Running a podcast takes more time than just what it takes to record the episode! You need to edit the episode, create show notes, upload to various platforms, create meta data, design artwork, send out social media and email posts about each episode, etc. It’s a lot of work! We recommend outsourcing what you can afford to outsource. For us, we have a marketing contractor who helps us design artwork, post the show notes, post the media, and send an email. She’s the one who put the article up that you’re reading right now! (Thanks, Christine!)
Christine is a contractor for us just a few hours each week, but it takes a huge pressure off of our team. You may have someone on your staff that can take on some or all of the post-production work. But you could also find help on a place like Fiverr to edit your audio podcast. If you want to sustain the podcast for the long haul, you’ll need help. I estimate that prepping, recording, editing, and posting a 30-45 minute weekly podcast is a minimum of five hours of work each week (often more). Therefore, be sure you can spread the workload on your team to get it done.
Step Five: Launch and Promote
Finally, it’s time to launch and promote your podcast! First, we recommend having at least three episodes ready to go from the beginning. Just think, if you release three episodes to start, you’re already beating the 44% of Anchor podcasts that have just one episode!
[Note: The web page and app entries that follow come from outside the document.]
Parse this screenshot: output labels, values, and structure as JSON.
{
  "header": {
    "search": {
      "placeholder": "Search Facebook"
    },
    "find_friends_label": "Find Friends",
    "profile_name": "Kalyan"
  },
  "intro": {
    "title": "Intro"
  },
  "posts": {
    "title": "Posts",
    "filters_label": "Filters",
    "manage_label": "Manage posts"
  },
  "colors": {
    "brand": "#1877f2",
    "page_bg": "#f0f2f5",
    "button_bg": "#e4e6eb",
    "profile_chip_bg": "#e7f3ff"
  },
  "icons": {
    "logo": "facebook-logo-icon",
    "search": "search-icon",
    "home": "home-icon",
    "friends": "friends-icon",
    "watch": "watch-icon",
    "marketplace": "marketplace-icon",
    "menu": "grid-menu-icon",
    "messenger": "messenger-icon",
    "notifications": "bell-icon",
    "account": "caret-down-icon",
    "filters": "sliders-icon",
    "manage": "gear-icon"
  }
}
But also, it shows listeners that you’re serious. It gives them something more to listen to, if they liked Episode 1.
Next, remember that just because you built it, doesn’t mean they will come. Like your church, The Malphurs Group already had a somewhat built-in audience. We had thousands of email subscribers, so we were able to get an ok-sized audience from the beginning. But growing that audience by 450% in the last two years has required real work.
We write an article each week (you’re here!), which includes an embedded version of the podcast and links to subscribe on various platforms. It also includes the YouTube version for those that like to watch (which isn’t many, compared to the audio version). But this article is critical. It’s SEO optimized so that people searching the internet for “how to start a church podcast” will find it. They might then subscribe to the podcast or our email list.
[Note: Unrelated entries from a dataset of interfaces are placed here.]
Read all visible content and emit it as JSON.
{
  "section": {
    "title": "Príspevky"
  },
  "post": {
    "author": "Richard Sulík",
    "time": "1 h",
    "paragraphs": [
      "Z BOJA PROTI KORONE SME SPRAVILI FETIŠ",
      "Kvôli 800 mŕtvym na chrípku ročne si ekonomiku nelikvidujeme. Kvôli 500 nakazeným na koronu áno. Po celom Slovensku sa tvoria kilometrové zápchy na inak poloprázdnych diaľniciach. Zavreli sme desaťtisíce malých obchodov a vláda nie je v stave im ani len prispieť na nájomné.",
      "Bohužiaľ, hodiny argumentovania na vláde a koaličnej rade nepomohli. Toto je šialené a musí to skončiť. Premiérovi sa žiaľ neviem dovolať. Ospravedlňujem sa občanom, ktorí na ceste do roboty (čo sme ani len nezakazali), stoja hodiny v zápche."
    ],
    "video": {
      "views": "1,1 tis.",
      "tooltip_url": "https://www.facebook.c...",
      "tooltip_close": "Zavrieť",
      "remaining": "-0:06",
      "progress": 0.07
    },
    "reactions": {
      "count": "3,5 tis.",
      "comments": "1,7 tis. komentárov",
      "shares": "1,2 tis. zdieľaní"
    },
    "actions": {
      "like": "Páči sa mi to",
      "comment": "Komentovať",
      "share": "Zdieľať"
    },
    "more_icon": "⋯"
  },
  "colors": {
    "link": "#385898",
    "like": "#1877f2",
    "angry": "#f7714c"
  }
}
Then, we communicate each week via email about our newest episode (maybe that’s how you got to this article). We don’t want to spam our email subscribers. We love them, respect their time, and genuinely want to provide value. So we send one email each week (only occasionally it is more–and only if we feel like it’s really important), and we try to keep it short and to the point. We also let folks know on social media about our most recent episode.
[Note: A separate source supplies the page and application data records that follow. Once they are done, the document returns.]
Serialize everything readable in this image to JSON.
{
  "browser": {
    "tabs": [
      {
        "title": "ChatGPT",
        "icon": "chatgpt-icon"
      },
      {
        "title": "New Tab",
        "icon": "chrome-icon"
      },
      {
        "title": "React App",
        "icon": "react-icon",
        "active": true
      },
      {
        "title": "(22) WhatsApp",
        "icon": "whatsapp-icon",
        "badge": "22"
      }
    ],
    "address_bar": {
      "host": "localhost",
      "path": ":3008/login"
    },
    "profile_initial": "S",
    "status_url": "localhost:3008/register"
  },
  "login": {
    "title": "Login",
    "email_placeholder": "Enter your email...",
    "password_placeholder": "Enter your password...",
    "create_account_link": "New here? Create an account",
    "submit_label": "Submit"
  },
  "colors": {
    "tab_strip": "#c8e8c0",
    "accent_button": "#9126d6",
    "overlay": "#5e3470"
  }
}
Likewise, if you want folks to find your podcast, you’re going to need to think of the podcast as just one element of a broader online content strategy. The article, podcast, search engine optimization, YouTube video, social media posts, and email blasts aren’t individual items–they’re an integrated part of a singular strategy (or they should be). If you’re not thinking that deeply about your online strategy, you need to.
Why do I think your church should start a podcast? Because when people are experiencing pain and tragedy, they’re unlikely to turn to a church first. They’re likely to turn to Pastor Google. They’ll hop online and doom scroll their problems.
If you want to impact people in the 21st century, you need to be answering questions where people are asking them: online. Your podcast could save a marriage, keep a person from committing suicide, or help them say yes to Jesus for the first time.
If you want to start a church podcast to get famous, this isn’t for you. But if you want to grow the Kingdom, reach people in your community with the Good News about Jesus, and raise awareness about your church in your city, starting a podcast is an incredible vehicle to increase your impact.
BONUS: Watch this episode on YouTube.
Scott Ball is the Vice President and a Lead Guide with The Malphurs Group. He lives in East Tennessee with his wife and two children. (Email Scott).